Work item: Restate the whole of the data below word for word, skipping the images.

Start of Dataset extract

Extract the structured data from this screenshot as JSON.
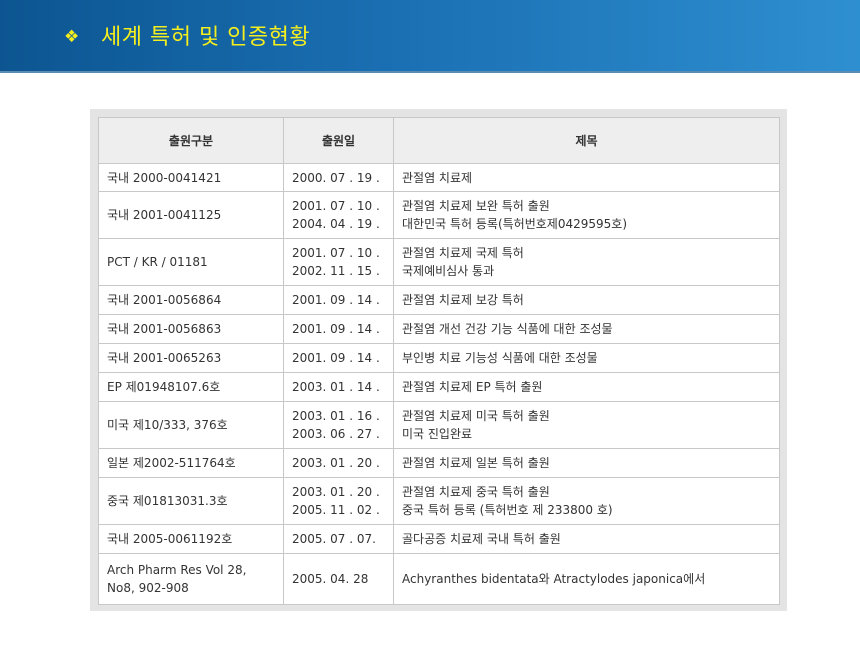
{
  "header": {
    "bullet": "❖",
    "title": "세계 특허 및 인증현황"
  },
  "table": {
    "columns": [
      "출원구분",
      "출원일",
      "제목"
    ],
    "rows": [
      {
        "type": [
          "국내 2000-0041421"
        ],
        "date": [
          "2000. 07 . 19 ."
        ],
        "title": [
          "관절염 치료제"
        ]
      },
      {
        "type": [
          "국내 2001-0041125"
        ],
        "date": [
          "2001. 07 . 10 .",
          "2004. 04 . 19 ."
        ],
        "title": [
          "관절염 치료제 보완 특허 출원",
          "대한민국 특허 등록(특허번호제0429595호)"
        ]
      },
      {
        "type": [
          "PCT / KR / 01181"
        ],
        "date": [
          "2001. 07 . 10 .",
          "2002. 11 . 15 ."
        ],
        "title": [
          "관절염 치료제 국제 특허",
          "국제예비심사 통과"
        ]
      },
      {
        "type": [
          "국내 2001-0056864"
        ],
        "date": [
          "2001. 09 . 14 ."
        ],
        "title": [
          "관절염 치료제 보강 특허"
        ]
      },
      {
        "type": [
          "국내 2001-0056863"
        ],
        "date": [
          "2001. 09 . 14 ."
        ],
        "title": [
          "관절염 개선 건강 기능 식품에 대한 조성물"
        ]
      },
      {
        "type": [
          "국내 2001-0065263"
        ],
        "date": [
          "2001. 09 . 14 ."
        ],
        "title": [
          "부인병 치료 기능성 식품에 대한 조성물"
        ]
      },
      {
        "type": [
          "EP 제01948107.6호"
        ],
        "date": [
          "2003. 01 . 14 ."
        ],
        "title": [
          "관절염 치료제 EP 특허 출원"
        ]
      },
      {
        "type": [
          "미국 제10/333, 376호"
        ],
        "date": [
          "2003. 01 . 16 .",
          "2003. 06 . 27 ."
        ],
        "title": [
          "관절염 치료제 미국 특허 출원",
          "미국 진입완료"
        ]
      },
      {
        "type": [
          "일본 제2002-511764호"
        ],
        "date": [
          "2003. 01 . 20 ."
        ],
        "title": [
          "관절염 치료제 일본 특허 출원"
        ]
      },
      {
        "type": [
          "중국 제01813031.3호"
        ],
        "date": [
          "2003. 01 . 20 .",
          "2005. 11 . 02 ."
        ],
        "title": [
          "관절염 치료제 중국 특허 출원",
          "중국 특허 등록 (특허번호 제 233800 호)"
        ]
      },
      {
        "type": [
          "국내 2005-0061192호"
        ],
        "date": [
          "2005. 07 . 07."
        ],
        "title": [
          "골다공증 치료제 국내 특허 출원"
        ]
      },
      {
        "type": [
          "Arch Pharm Res Vol 28,",
          "No8, 902-908"
        ],
        "date": [
          "2005. 04. 28"
        ],
        "title": [
          "Achyranthes bidentata와 Atractylodes japonica에서"
        ]
      }
    ]
  }
}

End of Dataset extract

Exercise output:
Extract the structured data from this screenshot as JSON.
{
  "header": {
    "bullet": "❖",
    "title": "세계 특허 및 인증현황"
  },
  "table": {
    "columns": [
      "출원구분",
      "출원일",
      "제목"
    ],
    "rows": [
      {
        "type": [
          "국내 2000-0041421"
        ],
        "date": [
          "2000. 07 . 19 ."
        ],
        "title": [
          "관절염 치료제"
        ]
      },
      {
        "type": [
          "국내 2001-0041125"
        ],
        "date": [
          "2001. 07 . 10 .",
          "2004. 04 . 19 ."
        ],
        "title": [
          "관절염 치료제 보완 특허 출원",
          "대한민국 특허 등록(특허번호제0429595호)"
        ]
      },
      {
        "type": [
          "PCT / KR / 01181"
        ],
        "date": [
          "2001. 07 . 10 .",
          "2002. 11 . 15 ."
        ],
        "title": [
          "관절염 치료제 국제 특허",
          "국제예비심사 통과"
        ]
      },
      {
        "type": [
          "국내 2001-0056864"
        ],
        "date": [
          "2001. 09 . 14 ."
        ],
        "title": [
          "관절염 치료제 보강 특허"
        ]
      },
      {
        "type": [
          "국내 2001-0056863"
        ],
        "date": [
          "2001. 09 . 14 ."
        ],
        "title": [
          "관절염 개선 건강 기능 식품에 대한 조성물"
        ]
      },
      {
        "type": [
          "국내 2001-0065263"
        ],
        "date": [
          "2001. 09 . 14 ."
        ],
        "title": [
          "부인병 치료 기능성 식품에 대한 조성물"
        ]
      },
      {
        "type": [
          "EP 제01948107.6호"
        ],
        "date": [
          "2003. 01 . 14 ."
        ],
        "title": [
          "관절염 치료제 EP 특허 출원"
        ]
      },
      {
        "type": [
          "미국 제10/333, 376호"
        ],
        "date": [
          "2003. 01 . 16 .",
          "2003. 06 . 27 ."
        ],
        "title": [
          "관절염 치료제 미국 특허 출원",
          "미국 진입완료"
        ]
      },
      {
        "type": [
          "일본 제2002-511764호"
        ],
        "date": [
          "2003. 01 . 20 ."
        ],
        "title": [
          "관절염 치료제 일본 특허 출원"
        ]
      },
      {
        "type": [
          "중국 제01813031.3호"
        ],
        "date": [
          "2003. 01 . 20 .",
          "2005. 11 . 02 ."
        ],
        "title": [
          "관절염 치료제 중국 특허 출원",
          "중국 특허 등록 (특허번호 제 233800 호)"
        ]
      },
      {
        "type": [
          "국내 2005-0061192호"
        ],
        "date": [
          "2005. 07 . 07."
        ],
        "title": [
          "골다공증 치료제 국내 특허 출원"
        ]
      },
      {
        "type": [
          "Arch Pharm Res Vol 28,",
          "No8, 902-908"
        ],
        "date": [
          "2005. 04. 28"
        ],
        "title": [
          "Achyranthes bidentata와 Atractylodes japonica에서"
        ]
      }
    ]
  }
}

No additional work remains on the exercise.